• Required action
Where an image appears in the data, omit it and reproduce the rest exactly.

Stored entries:

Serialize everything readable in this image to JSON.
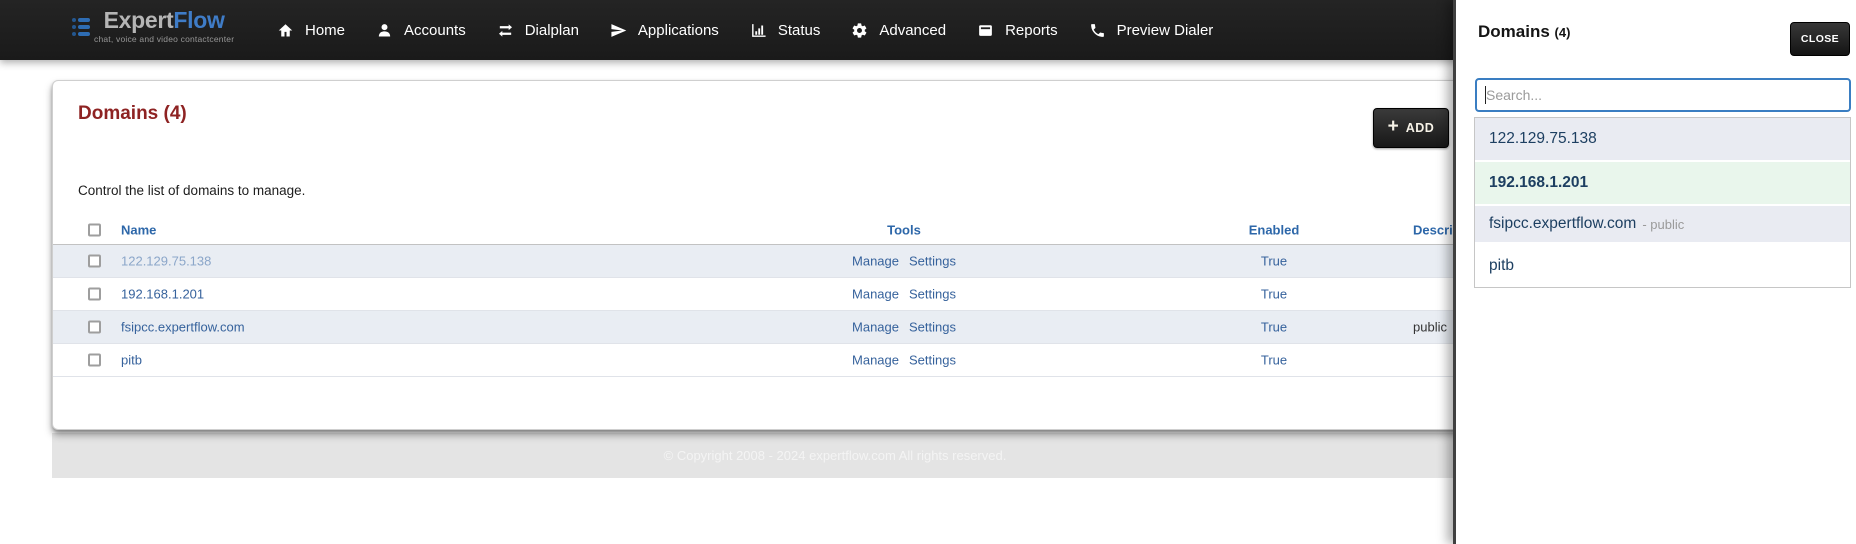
{
  "colors": {
    "nav_bg": "#1f1f1f",
    "brand_blue": "#3f7cc7",
    "heading_red": "#8e2323",
    "link_blue": "#36629c",
    "table_header_blue": "#2d67a9",
    "row_stripe": "#e9edf3",
    "panel_item_bg": "#e9ebf2",
    "selected_green": "#e9f6ec",
    "dark_button": "#222222",
    "search_border_blue": "#3a7ec2"
  },
  "brand": {
    "name_primary": "Expert",
    "name_secondary": "Flow",
    "tagline": "chat, voice and video contactcenter"
  },
  "nav": {
    "items": [
      {
        "label": "Home",
        "icon": "home-icon"
      },
      {
        "label": "Accounts",
        "icon": "person-icon"
      },
      {
        "label": "Dialplan",
        "icon": "swap-arrows-icon"
      },
      {
        "label": "Applications",
        "icon": "paper-plane-icon"
      },
      {
        "label": "Status",
        "icon": "bar-chart-icon"
      },
      {
        "label": "Advanced",
        "icon": "gear-icon"
      },
      {
        "label": "Reports",
        "icon": "drive-icon"
      },
      {
        "label": "Preview Dialer",
        "icon": "phone-icon"
      }
    ]
  },
  "main": {
    "heading": "Domains (4)",
    "subtitle": "Control the list of domains to manage.",
    "add_button": {
      "plus": "+",
      "label": "ADD"
    },
    "table": {
      "headers": [
        "Name",
        "Tools",
        "Enabled",
        "Description"
      ],
      "rows": [
        {
          "name": "122.129.75.138",
          "tools": [
            "Manage",
            "Settings"
          ],
          "enabled": "True",
          "description": ""
        },
        {
          "name": "192.168.1.201",
          "tools": [
            "Manage",
            "Settings"
          ],
          "enabled": "True",
          "description": ""
        },
        {
          "name": "fsipcc.expertflow.com",
          "tools": [
            "Manage",
            "Settings"
          ],
          "enabled": "True",
          "description": "public"
        },
        {
          "name": "pitb",
          "tools": [
            "Manage",
            "Settings"
          ],
          "enabled": "True",
          "description": ""
        }
      ]
    }
  },
  "footer": {
    "copyright": "© Copyright 2008 - 2024 expertflow.com All rights reserved."
  },
  "panel": {
    "title": "Domains",
    "count": "(4)",
    "close_label": "CLOSE",
    "search_placeholder": "Search...",
    "items": [
      {
        "label": "122.129.75.138",
        "suffix": ""
      },
      {
        "label": "192.168.1.201",
        "suffix": ""
      },
      {
        "label": "fsipcc.expertflow.com",
        "suffix": "- public"
      },
      {
        "label": "pitb",
        "suffix": ""
      }
    ]
  }
}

• Your solution
Serialize everything readable in this image to JSON.
{
  "colors": {
    "nav_bg": "#1f1f1f",
    "brand_blue": "#3f7cc7",
    "heading_red": "#8e2323",
    "link_blue": "#36629c",
    "table_header_blue": "#2d67a9",
    "row_stripe": "#e9edf3",
    "panel_item_bg": "#e9ebf2",
    "selected_green": "#e9f6ec",
    "dark_button": "#222222",
    "search_border_blue": "#3a7ec2"
  },
  "brand": {
    "name_primary": "Expert",
    "name_secondary": "Flow",
    "tagline": "chat, voice and video contactcenter"
  },
  "nav": {
    "items": [
      {
        "label": "Home",
        "icon": "home-icon"
      },
      {
        "label": "Accounts",
        "icon": "person-icon"
      },
      {
        "label": "Dialplan",
        "icon": "swap-arrows-icon"
      },
      {
        "label": "Applications",
        "icon": "paper-plane-icon"
      },
      {
        "label": "Status",
        "icon": "bar-chart-icon"
      },
      {
        "label": "Advanced",
        "icon": "gear-icon"
      },
      {
        "label": "Reports",
        "icon": "drive-icon"
      },
      {
        "label": "Preview Dialer",
        "icon": "phone-icon"
      }
    ]
  },
  "main": {
    "heading": "Domains (4)",
    "subtitle": "Control the list of domains to manage.",
    "add_button": {
      "plus": "+",
      "label": "ADD"
    },
    "table": {
      "headers": [
        "Name",
        "Tools",
        "Enabled",
        "Description"
      ],
      "rows": [
        {
          "name": "122.129.75.138",
          "tools": [
            "Manage",
            "Settings"
          ],
          "enabled": "True",
          "description": ""
        },
        {
          "name": "192.168.1.201",
          "tools": [
            "Manage",
            "Settings"
          ],
          "enabled": "True",
          "description": ""
        },
        {
          "name": "fsipcc.expertflow.com",
          "tools": [
            "Manage",
            "Settings"
          ],
          "enabled": "True",
          "description": "public"
        },
        {
          "name": "pitb",
          "tools": [
            "Manage",
            "Settings"
          ],
          "enabled": "True",
          "description": ""
        }
      ]
    }
  },
  "footer": {
    "copyright": "© Copyright 2008 - 2024 expertflow.com All rights reserved."
  },
  "panel": {
    "title": "Domains",
    "count": "(4)",
    "close_label": "CLOSE",
    "search_placeholder": "Search...",
    "items": [
      {
        "label": "122.129.75.138",
        "suffix": ""
      },
      {
        "label": "192.168.1.201",
        "suffix": ""
      },
      {
        "label": "fsipcc.expertflow.com",
        "suffix": "- public"
      },
      {
        "label": "pitb",
        "suffix": ""
      }
    ]
  }
}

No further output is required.